(Work request) Where the records below have a line with "date", that line is to be copied.

[Website and app data records]
════════════════════
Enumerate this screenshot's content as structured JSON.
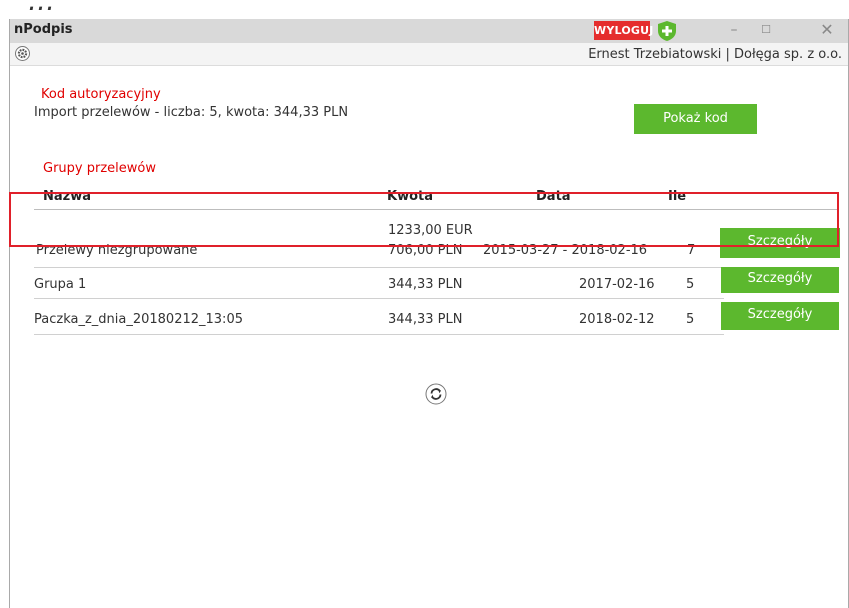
{
  "app": {
    "title": "nPodpis",
    "logout_label": "WYLOGUJ",
    "minimize_glyph": "–",
    "maximize_glyph": "☐",
    "close_glyph": "✕"
  },
  "user": {
    "info": "Ernest Trzebiatowski  |  Dołęga sp. z o.o."
  },
  "auth": {
    "heading": "Kod autoryzacyjny",
    "description": "Import przelewów - liczba: 5, kwota: 344,33 PLN",
    "show_code_label": "Pokaż kod"
  },
  "groups": {
    "heading": "Grupy przelewów",
    "columns": {
      "name": "Nazwa",
      "amount": "Kwota",
      "date": "Data",
      "count": "Ile"
    },
    "details_label": "Szczegóły",
    "rows": [
      {
        "name": "Przelewy niezgrupowane",
        "amount_line1": "1233,00 EUR",
        "amount_line2": "706,00 PLN",
        "date": "2015-03-27 - 2018-02-16",
        "count": "7"
      },
      {
        "name": "Grupa 1",
        "amount_line1": "344,33 PLN",
        "date": "2017-02-16",
        "count": "5"
      },
      {
        "name": "Paczka_z_dnia_20180212_13:05",
        "amount_line1": "344,33 PLN",
        "date": "2018-02-12",
        "count": "5"
      }
    ]
  },
  "colors": {
    "accent_green": "#5cb82e",
    "logout_red": "#e52d2d",
    "heading_red": "#e00000",
    "highlight_red": "#e0202a"
  },
  "icons": [
    "settings-gear-icon",
    "shield-icon",
    "refresh-icon"
  ]
}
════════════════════
(Response)
      "date": "Data",
        "date": "2015-03-27 - 2018-02-16",
        "date": "2017-02-16",
        "date": "2018-02-12",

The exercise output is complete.